Why is a longhouse at the Herr House?
There is an old family story that Christian and Anna Herr, who built the 1719 Hans Herr House, woke up one winter morning to find some of their Native American neighbors in their kitchen. The night had been bitterly cold and they had come in to get warm by the fire. According to the story, Christian’s only objection was that the house smelled like bear grease (which some Native People used to weatherproof clothes or protect exposed skin).
Three centuries years later, the 1719 Hans Herr House & Museum includes the oldest building in Lancaster County and two other homes built by descendants of the Herr family—but there are few reminders of the Native People who lived here for hundreds of years. A longhouse on the grounds of the 1719 Herr House enables the museum to tell the Lancaster County story from the 16th century to the turn of the 20th century.
The Longhouse is also a tangible expression of one community’s respect for another. At a service of honor and healing in Lancaster in 2010, Presbyterian, Mennonite and Quaker leaders and local and state officials recognized three hundred years of misunderstanding, neglect and abuse of Native Americans in Lancaster County.
Leaders recounted the infamous massacres of Conestoga Indians in Lancaster in 1763 and the establishment of the Carlisle Indian Industrial School nearby in 1879, as well as a series of insidious offenses: Europeans encroaching on Native land, poaching game, failing to aid Indians in need and imposing their cultural standards on Native groups.
“The fact that all of you would come here, assemble here, to say these things is what I would consider a legitimate act of contrition,” Curtis Zunigha (Delaware) said in response to the church and government statements. “I look forward to … joining you all in an effort to make great change so that we may never feel like this again.”
The Lancaster Longhouse is part of this community’s “effort to make great change” in the way we think and talk about the history of this land.
What tribe does the Lancaster Longhouse represent?
The overall dimensions (20 ft. wide x 62 ft. long) are based on a Susquehannock longhouse that archeologist Barry C. Kent excavated in Washington Boro, Lancaster County in 1969.
Members or descendants of several Native American tribes—as well as local authorities such as archeologist Fred Kinsey and construction manager Ned Pelger—served as technical advisors for the project.
How was the Lancaster Longhouse built?
Log posts and beams form the interior supports. A lattice of bent saplings arches over the interior structure to make a single curved roof and walls. Sheets of bark material are lapped over the sapling frame like shingles. There is a doorway at each end of the house and two fire pits and smoke holes. Two wide shelves—supported by log posts on one side and the wall saplings on the other—run the length of the longhouse on both sides of the room inside. (These shelves would have been used as both sleeping and storage areas.)
The Longhouse Project is committed to historical accuracy but builders made several adjustments to improve the building’s safety, durability and utility as an educational exhibit. For example, many Eastern Woodland longhouses were covered with elm tree bark. Large sections of bark would be peeled off standing trees and tied to the sapling framework.
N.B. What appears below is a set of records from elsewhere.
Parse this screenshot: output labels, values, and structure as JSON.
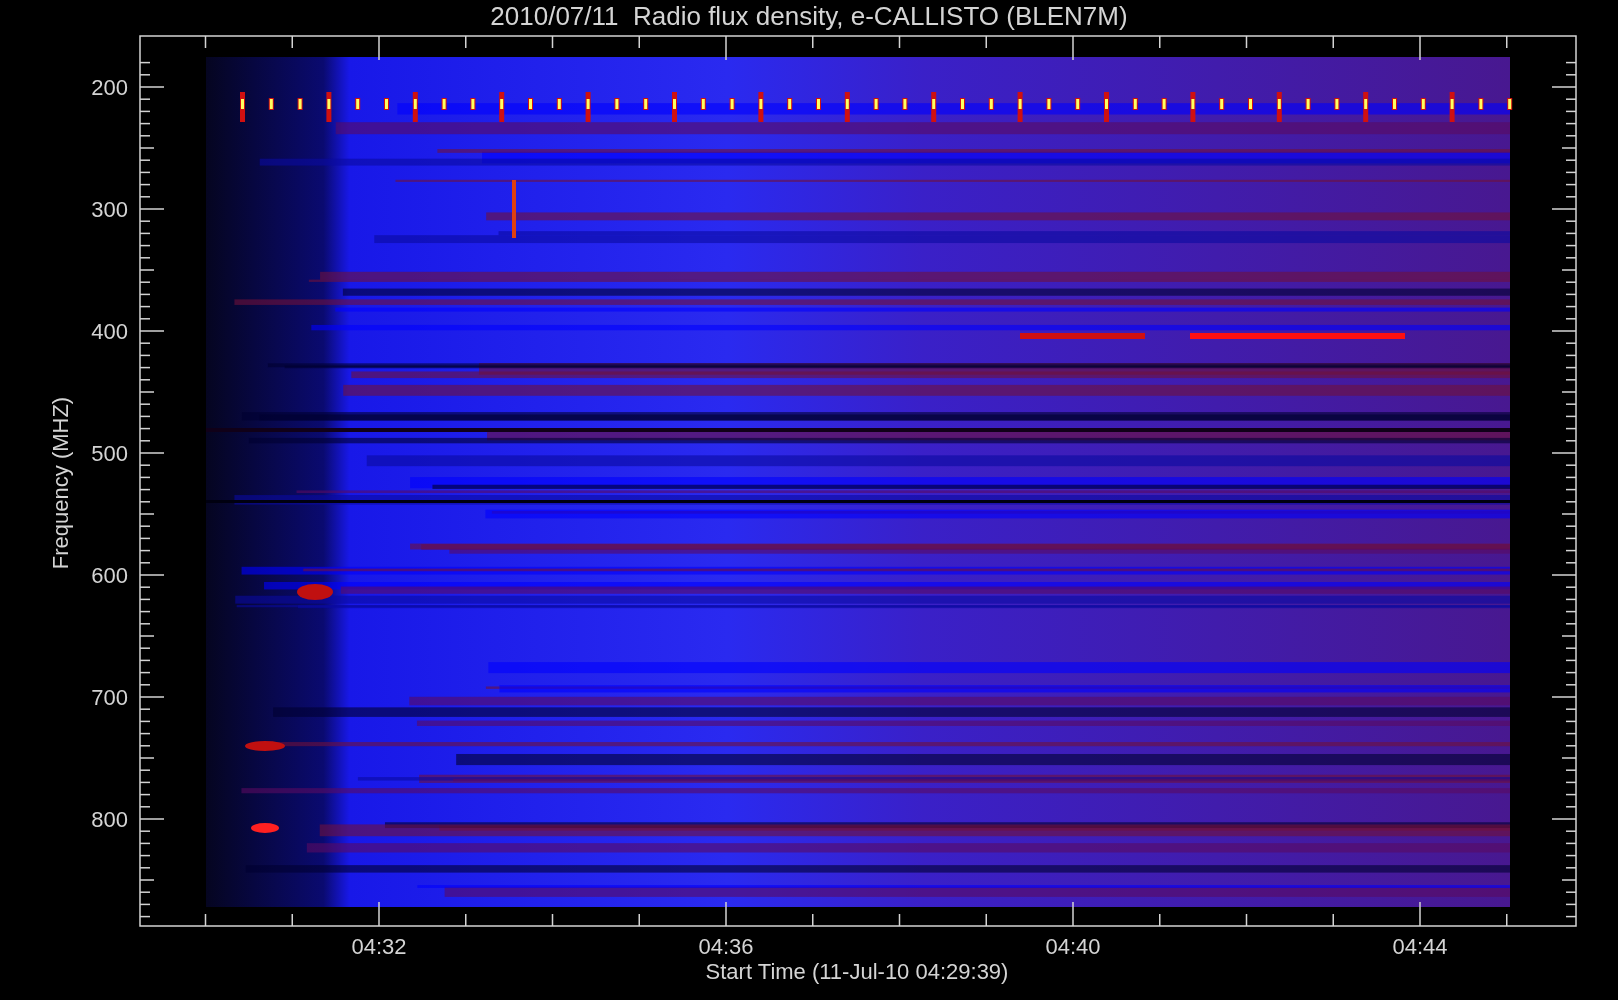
{
  "title": "2010/07/11  Radio flux density, e-CALLISTO (BLEN7M)",
  "y_axis": {
    "label": "Frequency (MHZ)",
    "ticks": [
      "200",
      "300",
      "400",
      "500",
      "600",
      "700",
      "800"
    ]
  },
  "x_axis": {
    "label": "Start Time (11-Jul-10 04:29:39)",
    "ticks": [
      "04:32",
      "04:36",
      "04:40",
      "04:44"
    ]
  }
}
This method killed the tree. With respect for longevity, aesthetics and the environment, we will be using Flex-Bark, a high-quality synthetic material manufactured by Replications Unlimited (replicationsunlimited.com).
How is the Longhouse furnished
The longhouse is furnished with reproductions of articles that would have been used by the multiple families who lived in each house. Reproductions include clothing, pottery, baskets, gourds and tools used for hunting, cooking, food preservation
The interior of the longhouse is divided into two distinct parts representing Native American life before and after European contact. The pre-contact area features 16th through early 17th-century replica artifacts, such as distinctive clothing and pottery. The post-contact area illustrates the lives of Native Americans from the mid-17th to
In 2011, Lancaster Mennonite Historical Society and the 1719 Hans Herr House acquired a collection of more than two hundred Native American tools and vessels connected to Lancaster County. After evaluation and
What educational offerings are available?
Tours of the Longhouse are incorporated into the current 1719 Hans Herr House & Museum tour offerings. With the help of local historians and Native Americans, a handbook has been written for tour guides. It includes a comprehensive outline of information on the Longhouse and Native American life, culture and customs, as well as a brief history of Native American tribes in Pennsylvania. This handbook is used by both Native American and non-Native volunteer guides.